[Collected data entries]

^^^^^^^^

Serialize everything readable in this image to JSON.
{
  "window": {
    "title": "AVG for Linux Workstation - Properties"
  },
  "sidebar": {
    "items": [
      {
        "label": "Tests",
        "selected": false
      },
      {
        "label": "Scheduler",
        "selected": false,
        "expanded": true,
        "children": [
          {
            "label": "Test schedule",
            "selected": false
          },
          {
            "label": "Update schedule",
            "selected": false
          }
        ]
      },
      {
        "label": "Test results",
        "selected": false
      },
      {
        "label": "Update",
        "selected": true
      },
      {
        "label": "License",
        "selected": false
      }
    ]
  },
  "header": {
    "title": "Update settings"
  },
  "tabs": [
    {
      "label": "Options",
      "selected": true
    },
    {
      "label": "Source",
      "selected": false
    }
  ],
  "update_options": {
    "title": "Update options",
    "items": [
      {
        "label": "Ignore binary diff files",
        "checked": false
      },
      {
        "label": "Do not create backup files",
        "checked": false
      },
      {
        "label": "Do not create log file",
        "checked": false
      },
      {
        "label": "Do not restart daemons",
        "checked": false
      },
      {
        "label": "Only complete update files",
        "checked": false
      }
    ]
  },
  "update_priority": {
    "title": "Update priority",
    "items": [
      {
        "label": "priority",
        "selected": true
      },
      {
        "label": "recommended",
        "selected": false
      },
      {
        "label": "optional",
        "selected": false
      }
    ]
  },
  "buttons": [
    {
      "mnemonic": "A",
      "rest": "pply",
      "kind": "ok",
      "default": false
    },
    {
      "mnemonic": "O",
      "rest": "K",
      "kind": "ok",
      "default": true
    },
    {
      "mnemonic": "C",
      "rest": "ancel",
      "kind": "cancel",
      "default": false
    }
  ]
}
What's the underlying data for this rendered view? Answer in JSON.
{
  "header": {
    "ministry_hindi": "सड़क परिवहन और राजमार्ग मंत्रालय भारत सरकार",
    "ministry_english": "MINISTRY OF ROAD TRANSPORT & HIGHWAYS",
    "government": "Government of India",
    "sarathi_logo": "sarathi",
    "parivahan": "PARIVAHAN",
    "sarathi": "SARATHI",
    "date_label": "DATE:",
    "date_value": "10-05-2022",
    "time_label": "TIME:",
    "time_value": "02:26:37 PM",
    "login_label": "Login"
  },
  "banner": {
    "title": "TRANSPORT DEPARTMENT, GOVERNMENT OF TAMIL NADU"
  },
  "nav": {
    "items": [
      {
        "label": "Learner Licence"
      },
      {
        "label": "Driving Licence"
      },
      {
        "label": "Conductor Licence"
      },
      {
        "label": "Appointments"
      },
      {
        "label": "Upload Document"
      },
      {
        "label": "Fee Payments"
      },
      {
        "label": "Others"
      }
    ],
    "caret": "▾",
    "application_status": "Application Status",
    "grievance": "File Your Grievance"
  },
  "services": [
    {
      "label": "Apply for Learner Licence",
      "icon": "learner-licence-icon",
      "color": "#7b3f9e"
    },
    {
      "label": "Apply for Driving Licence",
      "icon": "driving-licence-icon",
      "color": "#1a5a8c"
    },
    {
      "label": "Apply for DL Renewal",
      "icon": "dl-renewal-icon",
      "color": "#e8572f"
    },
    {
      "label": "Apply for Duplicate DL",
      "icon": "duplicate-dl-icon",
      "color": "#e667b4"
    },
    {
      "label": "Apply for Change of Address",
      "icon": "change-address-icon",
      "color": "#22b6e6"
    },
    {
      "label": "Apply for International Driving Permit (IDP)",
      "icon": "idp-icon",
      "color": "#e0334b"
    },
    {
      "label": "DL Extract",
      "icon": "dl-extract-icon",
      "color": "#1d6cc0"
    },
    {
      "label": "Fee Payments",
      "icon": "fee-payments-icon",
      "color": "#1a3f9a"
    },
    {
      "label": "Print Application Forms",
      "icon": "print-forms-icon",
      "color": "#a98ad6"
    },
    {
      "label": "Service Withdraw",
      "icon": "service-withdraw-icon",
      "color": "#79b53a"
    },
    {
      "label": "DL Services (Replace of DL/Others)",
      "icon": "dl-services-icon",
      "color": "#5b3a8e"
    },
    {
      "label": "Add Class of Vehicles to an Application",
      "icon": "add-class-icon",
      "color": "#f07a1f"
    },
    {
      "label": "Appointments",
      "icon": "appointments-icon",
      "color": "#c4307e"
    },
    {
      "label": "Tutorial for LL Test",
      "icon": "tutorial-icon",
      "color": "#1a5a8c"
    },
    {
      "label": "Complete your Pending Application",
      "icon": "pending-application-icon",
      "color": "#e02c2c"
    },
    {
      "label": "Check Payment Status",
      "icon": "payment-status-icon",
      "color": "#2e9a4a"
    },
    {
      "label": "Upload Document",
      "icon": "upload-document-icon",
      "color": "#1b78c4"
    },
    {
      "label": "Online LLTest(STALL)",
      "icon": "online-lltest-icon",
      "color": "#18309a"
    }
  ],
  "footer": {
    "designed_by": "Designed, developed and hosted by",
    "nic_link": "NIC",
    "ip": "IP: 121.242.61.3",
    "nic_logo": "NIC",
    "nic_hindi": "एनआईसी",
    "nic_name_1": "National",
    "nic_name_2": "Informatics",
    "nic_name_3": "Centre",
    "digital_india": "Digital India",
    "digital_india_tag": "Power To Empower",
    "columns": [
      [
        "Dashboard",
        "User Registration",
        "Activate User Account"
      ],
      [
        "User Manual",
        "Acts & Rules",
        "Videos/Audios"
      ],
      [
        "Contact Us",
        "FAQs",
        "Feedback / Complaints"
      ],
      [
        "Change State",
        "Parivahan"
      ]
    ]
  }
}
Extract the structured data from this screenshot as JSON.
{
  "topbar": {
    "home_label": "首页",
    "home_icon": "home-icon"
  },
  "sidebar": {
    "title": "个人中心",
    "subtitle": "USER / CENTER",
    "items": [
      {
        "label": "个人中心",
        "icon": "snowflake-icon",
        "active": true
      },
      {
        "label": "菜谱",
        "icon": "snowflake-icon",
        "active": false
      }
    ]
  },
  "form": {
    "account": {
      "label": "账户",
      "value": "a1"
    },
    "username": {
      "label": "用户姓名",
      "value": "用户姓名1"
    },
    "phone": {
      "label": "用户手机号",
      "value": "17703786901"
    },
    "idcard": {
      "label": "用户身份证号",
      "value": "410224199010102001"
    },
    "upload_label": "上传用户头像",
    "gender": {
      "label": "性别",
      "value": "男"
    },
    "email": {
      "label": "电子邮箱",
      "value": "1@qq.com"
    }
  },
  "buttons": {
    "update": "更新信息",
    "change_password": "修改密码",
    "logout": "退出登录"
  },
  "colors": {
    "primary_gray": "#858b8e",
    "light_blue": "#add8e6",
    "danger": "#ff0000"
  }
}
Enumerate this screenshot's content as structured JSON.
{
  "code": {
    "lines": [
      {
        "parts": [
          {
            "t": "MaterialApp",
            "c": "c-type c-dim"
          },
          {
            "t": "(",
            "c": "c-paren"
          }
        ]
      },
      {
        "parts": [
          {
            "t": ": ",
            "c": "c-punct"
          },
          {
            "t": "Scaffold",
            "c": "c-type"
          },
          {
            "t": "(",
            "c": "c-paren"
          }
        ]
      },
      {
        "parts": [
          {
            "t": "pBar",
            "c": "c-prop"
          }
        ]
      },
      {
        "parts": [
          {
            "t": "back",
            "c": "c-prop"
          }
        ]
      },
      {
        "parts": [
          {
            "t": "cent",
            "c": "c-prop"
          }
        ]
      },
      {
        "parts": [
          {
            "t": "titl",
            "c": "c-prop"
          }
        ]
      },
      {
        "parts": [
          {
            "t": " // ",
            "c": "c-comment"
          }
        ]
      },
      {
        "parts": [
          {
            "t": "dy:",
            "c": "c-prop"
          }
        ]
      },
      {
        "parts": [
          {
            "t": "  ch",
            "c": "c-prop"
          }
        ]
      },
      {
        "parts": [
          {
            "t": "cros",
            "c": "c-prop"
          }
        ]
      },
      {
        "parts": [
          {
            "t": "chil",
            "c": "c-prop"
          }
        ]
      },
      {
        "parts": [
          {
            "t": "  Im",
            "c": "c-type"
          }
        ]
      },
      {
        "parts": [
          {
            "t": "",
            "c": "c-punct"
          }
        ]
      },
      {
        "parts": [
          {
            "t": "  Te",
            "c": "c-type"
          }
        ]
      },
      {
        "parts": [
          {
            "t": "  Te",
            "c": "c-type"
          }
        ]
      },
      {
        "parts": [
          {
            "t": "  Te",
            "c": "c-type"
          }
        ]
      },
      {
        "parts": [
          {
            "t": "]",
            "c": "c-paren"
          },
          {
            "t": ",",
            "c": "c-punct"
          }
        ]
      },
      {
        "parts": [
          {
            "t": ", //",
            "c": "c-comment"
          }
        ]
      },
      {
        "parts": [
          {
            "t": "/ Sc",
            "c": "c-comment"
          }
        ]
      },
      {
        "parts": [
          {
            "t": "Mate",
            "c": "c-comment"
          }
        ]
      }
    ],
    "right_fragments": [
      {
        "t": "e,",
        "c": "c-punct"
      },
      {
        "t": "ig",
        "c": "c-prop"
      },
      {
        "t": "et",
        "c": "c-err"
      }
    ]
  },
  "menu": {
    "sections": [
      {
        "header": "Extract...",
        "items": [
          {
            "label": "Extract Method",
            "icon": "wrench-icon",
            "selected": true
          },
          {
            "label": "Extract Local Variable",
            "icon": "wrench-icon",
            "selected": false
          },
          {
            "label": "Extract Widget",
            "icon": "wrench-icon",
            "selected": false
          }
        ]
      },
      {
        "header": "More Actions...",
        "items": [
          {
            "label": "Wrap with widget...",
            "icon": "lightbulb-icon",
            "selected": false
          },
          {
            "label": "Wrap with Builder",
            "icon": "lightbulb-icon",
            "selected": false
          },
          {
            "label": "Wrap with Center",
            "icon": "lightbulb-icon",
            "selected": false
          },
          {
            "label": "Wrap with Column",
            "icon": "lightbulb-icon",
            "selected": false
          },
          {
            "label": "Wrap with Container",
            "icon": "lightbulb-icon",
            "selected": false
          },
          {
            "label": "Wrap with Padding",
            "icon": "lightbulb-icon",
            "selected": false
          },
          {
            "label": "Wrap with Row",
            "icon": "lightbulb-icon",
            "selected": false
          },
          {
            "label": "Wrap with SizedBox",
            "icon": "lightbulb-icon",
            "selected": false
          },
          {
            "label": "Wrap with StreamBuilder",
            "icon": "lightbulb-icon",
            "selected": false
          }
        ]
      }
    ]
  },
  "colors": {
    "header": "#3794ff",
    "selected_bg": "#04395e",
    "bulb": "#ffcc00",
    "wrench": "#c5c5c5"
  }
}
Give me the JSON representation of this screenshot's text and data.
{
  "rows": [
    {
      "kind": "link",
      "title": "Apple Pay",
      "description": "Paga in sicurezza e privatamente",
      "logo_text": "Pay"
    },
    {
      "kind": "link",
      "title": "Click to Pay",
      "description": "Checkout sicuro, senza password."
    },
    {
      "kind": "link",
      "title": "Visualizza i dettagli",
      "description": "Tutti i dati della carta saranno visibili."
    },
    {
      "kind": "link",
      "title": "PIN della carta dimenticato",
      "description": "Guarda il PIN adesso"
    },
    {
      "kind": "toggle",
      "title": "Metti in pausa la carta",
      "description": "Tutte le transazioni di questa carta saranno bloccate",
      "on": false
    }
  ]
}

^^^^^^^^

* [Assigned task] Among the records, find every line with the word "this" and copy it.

* [Output of the task]
Serialize everything readable in this image to JSON.
What's the underlying data for this rendered view? Answer in JSON.
Extract the structured data from this screenshot as JSON.
Enumerate this screenshot's content as structured JSON.
Give me the JSON representation of this screenshot's text and data.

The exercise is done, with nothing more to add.